Michelle Obama’s hubris that only her husband could provide hope, despite the unpopularity of his policies (his personal popularity remains high) reminds me of something St. Paul said.
It’s official. Donald Trump has won the Electoral College vote. Mr. Trump’s supporters are understandably gleeful at their chance to govern.
Since Donald Trump stunned the world and won the presidential election, many people have weighed in. But there is one aspect that led to Trump’s victory that almost no one has talked about – his mastery over rejection.
This should be a time for a serious reappraisal by Democrats.

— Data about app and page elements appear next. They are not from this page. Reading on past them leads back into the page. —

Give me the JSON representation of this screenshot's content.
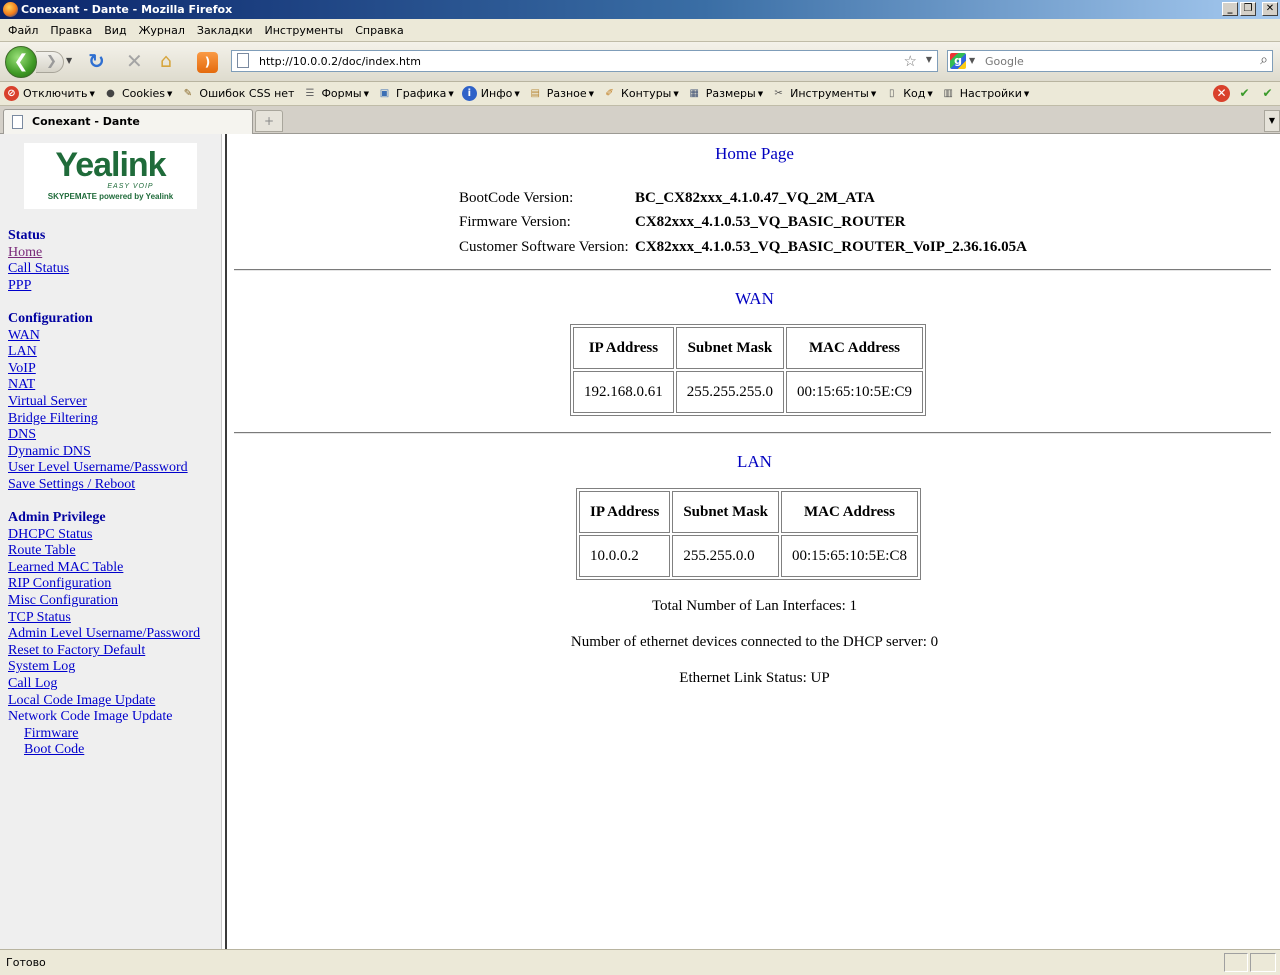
{
  "window": {
    "title": "Conexant - Dante - Mozilla Firefox",
    "buttons": [
      "_",
      "❐",
      "✕"
    ]
  },
  "menu": [
    "Файл",
    "Правка",
    "Вид",
    "Журнал",
    "Закладки",
    "Инструменты",
    "Справка"
  ],
  "navbar": {
    "url": "http://10.0.0.2/doc/index.htm",
    "search_placeholder": "Google"
  },
  "devbar": {
    "items": [
      {
        "label": "Отключить",
        "icon": "disable-icon",
        "color": "#d9412c"
      },
      {
        "label": "Cookies",
        "icon": "cookie-icon",
        "color": "#444444"
      },
      {
        "label": "Ошибок CSS нет",
        "icon": "css-icon",
        "color": "#8a6a2a"
      },
      {
        "label": "Формы",
        "icon": "forms-icon",
        "color": "#666666"
      },
      {
        "label": "Графика",
        "icon": "images-icon",
        "color": "#3b6fb4"
      },
      {
        "label": "Инфо",
        "icon": "info-icon",
        "color": "#2f62c8"
      },
      {
        "label": "Разное",
        "icon": "misc-icon",
        "color": "#b98a3a"
      },
      {
        "label": "Контуры",
        "icon": "outline-icon",
        "color": "#c07a1a"
      },
      {
        "label": "Размеры",
        "icon": "resize-icon",
        "color": "#445577"
      },
      {
        "label": "Инструменты",
        "icon": "tools-icon",
        "color": "#555555"
      },
      {
        "label": "Код",
        "icon": "source-icon",
        "color": "#666666"
      },
      {
        "label": "Настройки",
        "icon": "options-icon",
        "color": "#555555"
      }
    ]
  },
  "tab": {
    "label": "Conexant - Dante"
  },
  "sidebar": {
    "logo": {
      "brand": "Yealink",
      "tagline": "EASY VOIP",
      "sub": "SKYPEMATE powered by Yealink"
    },
    "status": {
      "heading": "Status",
      "links": [
        "Home",
        "Call Status",
        "PPP"
      ]
    },
    "configuration": {
      "heading": "Configuration",
      "links": [
        "WAN",
        "LAN",
        "VoIP",
        "NAT",
        "Virtual Server",
        "Bridge Filtering",
        "DNS",
        "Dynamic DNS",
        "User Level Username/Password",
        "Save Settings / Reboot"
      ]
    },
    "admin": {
      "heading": "Admin Privilege",
      "links": [
        "DHCPC Status",
        "Route Table",
        "Learned MAC Table",
        "RIP Configuration",
        "Misc Configuration",
        "TCP Status",
        "Admin Level Username/Password",
        "Reset to Factory Default",
        "System Log",
        "Call Log",
        "Local Code Image Update"
      ],
      "network_update": "Network Code Image Update",
      "sub_links": [
        "Firmware",
        "Boot Code"
      ]
    }
  },
  "main": {
    "title": "Home Page",
    "versions": [
      {
        "label": "BootCode Version:",
        "value": "BC_CX82xxx_4.1.0.47_VQ_2M_ATA"
      },
      {
        "label": "Firmware Version:",
        "value": "CX82xxx_4.1.0.53_VQ_BASIC_ROUTER"
      },
      {
        "label": "Customer Software Version:",
        "value": "CX82xxx_4.1.0.53_VQ_BASIC_ROUTER_VoIP_2.36.16.05A"
      }
    ],
    "wan": {
      "title": "WAN",
      "headers": [
        "IP Address",
        "Subnet Mask",
        "MAC Address"
      ],
      "row": [
        "192.168.0.61",
        "255.255.255.0",
        "00:15:65:10:5E:C9"
      ]
    },
    "lan": {
      "title": "LAN",
      "headers": [
        "IP Address",
        "Subnet Mask",
        "MAC Address"
      ],
      "row": [
        "10.0.0.2",
        "255.255.0.0",
        "00:15:65:10:5E:C8"
      ]
    },
    "total_lan": "Total Number of Lan Interfaces: 1",
    "dhcp_devices": "Number of ethernet devices connected to the DHCP server: 0",
    "link_status": "Ethernet Link Status: UP"
  },
  "statusbar": {
    "text": "Готово"
  }
}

Their party suffered a startling defeat last month from top to bottom.
Earlier this week, leaders of the Democratic National Committee and former officials of Hillary Clinton’s presidential campaign made the startling allegation that the Russian government hacked into Clinton’s colleagues’ email accounts to tilt the presidential election toward Donald Trump.
Sunday, President-elect Donald Trump slammed the Central Intelligence Agency’s analysis of Russian meddling in the 2016 campaign.
President-elect Trump now has the opportunity to follow through on the bold change agenda he campaigned on.
The Republican chairman of the House Intelligence Committee says a reported CIA assessment that Russian government actors interfered in the U.S. election to help Donald Trump win conflicts with the mid-November public testimony from the nation’s intelligence chief, according to a new letter obtained by Fox News.
In Clinton communications director Jennifer Palmieri’s political world, she believes that we can cruise to electoral dominance if we build a coalition of voters based on identity politics. In other words, if Democrats can get a particular slice of Americans to the polls – women, Jews, ethnic minorities, gay men and lesbians – we will win.
The countdown is on to see whether efforts by the left to call for recounts in this year’s presidential election actually make a difference in the final tallies.